### MATERIAL PROVIDED
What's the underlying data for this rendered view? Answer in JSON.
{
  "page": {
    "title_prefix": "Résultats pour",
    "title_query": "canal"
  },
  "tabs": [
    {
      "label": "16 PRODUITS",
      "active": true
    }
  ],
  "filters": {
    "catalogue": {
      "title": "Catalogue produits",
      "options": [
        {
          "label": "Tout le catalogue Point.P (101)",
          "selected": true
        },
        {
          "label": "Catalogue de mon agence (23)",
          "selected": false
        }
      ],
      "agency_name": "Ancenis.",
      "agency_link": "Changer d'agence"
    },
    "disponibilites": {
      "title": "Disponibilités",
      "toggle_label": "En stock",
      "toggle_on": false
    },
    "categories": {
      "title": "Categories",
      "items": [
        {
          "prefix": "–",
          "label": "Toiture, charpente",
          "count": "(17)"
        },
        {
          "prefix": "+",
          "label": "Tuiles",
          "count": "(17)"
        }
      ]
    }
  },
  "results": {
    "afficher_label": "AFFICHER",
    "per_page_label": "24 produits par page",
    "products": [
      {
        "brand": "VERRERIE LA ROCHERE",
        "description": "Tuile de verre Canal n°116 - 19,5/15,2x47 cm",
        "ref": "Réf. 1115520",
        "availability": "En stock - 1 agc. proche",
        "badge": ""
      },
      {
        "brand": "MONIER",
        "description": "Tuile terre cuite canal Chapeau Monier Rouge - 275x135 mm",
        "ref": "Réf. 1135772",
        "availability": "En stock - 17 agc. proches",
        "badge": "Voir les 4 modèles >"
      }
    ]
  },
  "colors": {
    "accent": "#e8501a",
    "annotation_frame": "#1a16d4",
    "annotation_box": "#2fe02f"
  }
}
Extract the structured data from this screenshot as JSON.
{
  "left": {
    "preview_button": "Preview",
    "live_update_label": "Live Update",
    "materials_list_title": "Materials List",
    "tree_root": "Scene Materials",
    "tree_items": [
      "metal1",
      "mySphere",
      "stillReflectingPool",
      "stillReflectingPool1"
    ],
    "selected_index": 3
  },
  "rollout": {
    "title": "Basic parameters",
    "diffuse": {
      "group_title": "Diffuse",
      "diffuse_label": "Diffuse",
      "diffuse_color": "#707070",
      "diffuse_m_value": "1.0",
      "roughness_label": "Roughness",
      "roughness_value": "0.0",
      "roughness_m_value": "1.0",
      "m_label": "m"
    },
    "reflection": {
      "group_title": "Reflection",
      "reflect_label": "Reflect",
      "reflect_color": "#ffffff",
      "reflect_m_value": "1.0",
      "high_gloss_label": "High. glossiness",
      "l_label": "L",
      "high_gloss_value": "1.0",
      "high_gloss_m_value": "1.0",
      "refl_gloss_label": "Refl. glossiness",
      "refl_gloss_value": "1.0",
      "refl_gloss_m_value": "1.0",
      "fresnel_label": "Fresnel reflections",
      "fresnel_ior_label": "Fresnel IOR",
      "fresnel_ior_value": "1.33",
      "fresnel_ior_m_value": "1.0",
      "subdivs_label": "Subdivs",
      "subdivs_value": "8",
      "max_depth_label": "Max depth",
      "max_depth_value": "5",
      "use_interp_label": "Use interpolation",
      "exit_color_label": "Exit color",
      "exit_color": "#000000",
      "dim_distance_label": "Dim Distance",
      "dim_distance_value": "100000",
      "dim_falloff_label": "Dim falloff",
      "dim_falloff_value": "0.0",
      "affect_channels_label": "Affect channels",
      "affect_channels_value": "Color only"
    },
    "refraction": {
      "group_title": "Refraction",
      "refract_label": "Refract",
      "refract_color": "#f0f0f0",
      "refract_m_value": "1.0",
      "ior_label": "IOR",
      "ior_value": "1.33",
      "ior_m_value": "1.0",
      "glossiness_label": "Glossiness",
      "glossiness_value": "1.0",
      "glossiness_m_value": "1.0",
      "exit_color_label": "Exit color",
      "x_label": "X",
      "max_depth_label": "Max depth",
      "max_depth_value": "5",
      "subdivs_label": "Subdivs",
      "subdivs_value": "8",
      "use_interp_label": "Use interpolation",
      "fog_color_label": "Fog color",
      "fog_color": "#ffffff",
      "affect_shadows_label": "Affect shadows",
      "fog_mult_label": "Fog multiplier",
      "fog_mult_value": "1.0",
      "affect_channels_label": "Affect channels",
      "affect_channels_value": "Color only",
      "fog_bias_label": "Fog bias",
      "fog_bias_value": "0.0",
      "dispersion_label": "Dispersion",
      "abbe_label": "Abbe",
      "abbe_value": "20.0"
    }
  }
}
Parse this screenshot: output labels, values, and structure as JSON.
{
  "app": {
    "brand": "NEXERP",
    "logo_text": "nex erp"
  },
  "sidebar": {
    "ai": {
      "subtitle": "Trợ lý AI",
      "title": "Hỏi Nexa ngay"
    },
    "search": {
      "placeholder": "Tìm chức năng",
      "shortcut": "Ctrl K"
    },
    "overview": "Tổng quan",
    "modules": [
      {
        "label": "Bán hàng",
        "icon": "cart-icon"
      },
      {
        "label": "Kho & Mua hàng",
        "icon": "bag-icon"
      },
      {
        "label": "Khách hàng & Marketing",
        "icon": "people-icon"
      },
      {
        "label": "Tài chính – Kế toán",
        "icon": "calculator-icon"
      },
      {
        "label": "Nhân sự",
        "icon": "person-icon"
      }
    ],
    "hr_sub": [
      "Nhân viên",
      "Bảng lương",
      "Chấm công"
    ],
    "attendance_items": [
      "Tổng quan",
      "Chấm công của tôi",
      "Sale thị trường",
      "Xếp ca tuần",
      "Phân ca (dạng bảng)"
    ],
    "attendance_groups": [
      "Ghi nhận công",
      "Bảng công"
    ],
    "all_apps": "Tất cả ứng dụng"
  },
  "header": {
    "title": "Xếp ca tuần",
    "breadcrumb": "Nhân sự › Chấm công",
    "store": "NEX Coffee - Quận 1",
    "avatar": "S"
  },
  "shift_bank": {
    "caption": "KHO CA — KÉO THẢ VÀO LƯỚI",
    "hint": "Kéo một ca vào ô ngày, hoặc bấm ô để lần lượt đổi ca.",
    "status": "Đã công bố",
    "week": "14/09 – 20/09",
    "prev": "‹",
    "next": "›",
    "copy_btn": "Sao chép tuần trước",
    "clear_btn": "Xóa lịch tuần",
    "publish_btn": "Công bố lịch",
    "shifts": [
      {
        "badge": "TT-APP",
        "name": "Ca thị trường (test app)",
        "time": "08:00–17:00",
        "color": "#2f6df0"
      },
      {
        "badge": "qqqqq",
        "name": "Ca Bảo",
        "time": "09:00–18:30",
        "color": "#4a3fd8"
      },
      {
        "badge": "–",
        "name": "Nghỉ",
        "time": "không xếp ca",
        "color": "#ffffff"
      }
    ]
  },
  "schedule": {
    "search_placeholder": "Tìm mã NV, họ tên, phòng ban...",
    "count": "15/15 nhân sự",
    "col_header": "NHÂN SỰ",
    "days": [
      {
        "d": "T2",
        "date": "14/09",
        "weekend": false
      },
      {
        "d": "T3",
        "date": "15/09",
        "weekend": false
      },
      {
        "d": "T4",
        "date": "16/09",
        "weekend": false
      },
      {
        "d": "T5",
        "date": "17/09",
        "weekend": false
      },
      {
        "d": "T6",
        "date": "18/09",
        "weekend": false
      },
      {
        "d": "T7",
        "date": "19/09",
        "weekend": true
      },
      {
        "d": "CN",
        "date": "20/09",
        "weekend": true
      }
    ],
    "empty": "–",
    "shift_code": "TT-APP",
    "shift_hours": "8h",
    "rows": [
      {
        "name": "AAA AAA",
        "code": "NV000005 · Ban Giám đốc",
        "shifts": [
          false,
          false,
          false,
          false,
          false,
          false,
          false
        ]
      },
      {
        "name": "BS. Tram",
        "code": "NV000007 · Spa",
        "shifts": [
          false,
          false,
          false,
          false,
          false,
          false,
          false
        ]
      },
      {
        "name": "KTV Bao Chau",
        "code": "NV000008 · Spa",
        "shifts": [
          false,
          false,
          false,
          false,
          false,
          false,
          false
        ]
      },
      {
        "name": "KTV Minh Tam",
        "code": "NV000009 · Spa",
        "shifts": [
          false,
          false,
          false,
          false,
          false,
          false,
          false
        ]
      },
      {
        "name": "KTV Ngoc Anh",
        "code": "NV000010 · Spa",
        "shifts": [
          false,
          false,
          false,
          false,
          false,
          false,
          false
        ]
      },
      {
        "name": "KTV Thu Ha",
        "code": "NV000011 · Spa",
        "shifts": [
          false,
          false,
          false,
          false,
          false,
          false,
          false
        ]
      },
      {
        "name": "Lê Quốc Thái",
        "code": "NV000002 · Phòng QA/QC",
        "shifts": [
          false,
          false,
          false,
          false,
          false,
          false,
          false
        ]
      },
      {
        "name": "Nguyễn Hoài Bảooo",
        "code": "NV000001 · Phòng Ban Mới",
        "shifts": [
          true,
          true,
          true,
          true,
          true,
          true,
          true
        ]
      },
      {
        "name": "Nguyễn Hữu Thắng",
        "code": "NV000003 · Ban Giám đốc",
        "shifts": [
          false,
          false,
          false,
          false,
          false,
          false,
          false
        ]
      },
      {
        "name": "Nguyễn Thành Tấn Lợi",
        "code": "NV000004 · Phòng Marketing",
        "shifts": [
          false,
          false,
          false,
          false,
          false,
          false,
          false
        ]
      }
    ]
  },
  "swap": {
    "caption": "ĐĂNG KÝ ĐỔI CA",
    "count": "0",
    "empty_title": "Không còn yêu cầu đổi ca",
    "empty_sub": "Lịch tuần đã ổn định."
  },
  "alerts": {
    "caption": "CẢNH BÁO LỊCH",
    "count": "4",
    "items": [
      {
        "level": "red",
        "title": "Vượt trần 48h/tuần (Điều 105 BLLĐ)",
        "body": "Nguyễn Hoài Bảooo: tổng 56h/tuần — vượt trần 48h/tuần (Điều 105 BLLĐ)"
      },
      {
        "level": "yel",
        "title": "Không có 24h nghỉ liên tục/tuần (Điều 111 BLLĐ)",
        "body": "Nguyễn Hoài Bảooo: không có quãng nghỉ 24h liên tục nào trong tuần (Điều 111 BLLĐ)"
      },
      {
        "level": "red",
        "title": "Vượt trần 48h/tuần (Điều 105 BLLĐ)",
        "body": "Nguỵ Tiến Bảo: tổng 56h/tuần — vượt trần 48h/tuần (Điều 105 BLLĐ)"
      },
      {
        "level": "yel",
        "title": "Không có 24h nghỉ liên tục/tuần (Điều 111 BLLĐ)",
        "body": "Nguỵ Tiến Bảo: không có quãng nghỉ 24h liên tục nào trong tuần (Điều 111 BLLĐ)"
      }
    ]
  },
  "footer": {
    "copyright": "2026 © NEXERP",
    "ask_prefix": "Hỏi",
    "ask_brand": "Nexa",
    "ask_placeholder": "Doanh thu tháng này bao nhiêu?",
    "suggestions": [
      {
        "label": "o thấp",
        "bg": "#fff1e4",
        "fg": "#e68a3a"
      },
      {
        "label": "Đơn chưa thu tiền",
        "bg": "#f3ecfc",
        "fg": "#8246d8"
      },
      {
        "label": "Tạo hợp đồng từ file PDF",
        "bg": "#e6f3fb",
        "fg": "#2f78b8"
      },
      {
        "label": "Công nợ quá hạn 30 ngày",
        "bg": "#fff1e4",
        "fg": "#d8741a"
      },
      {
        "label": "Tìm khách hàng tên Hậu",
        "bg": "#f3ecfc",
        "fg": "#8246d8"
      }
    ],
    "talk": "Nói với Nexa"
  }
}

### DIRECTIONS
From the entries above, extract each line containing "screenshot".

### WRITTEN SOLUTION
Extract the structured data from this screenshot as JSON.
Parse this screenshot: output labels, values, and structure as JSON.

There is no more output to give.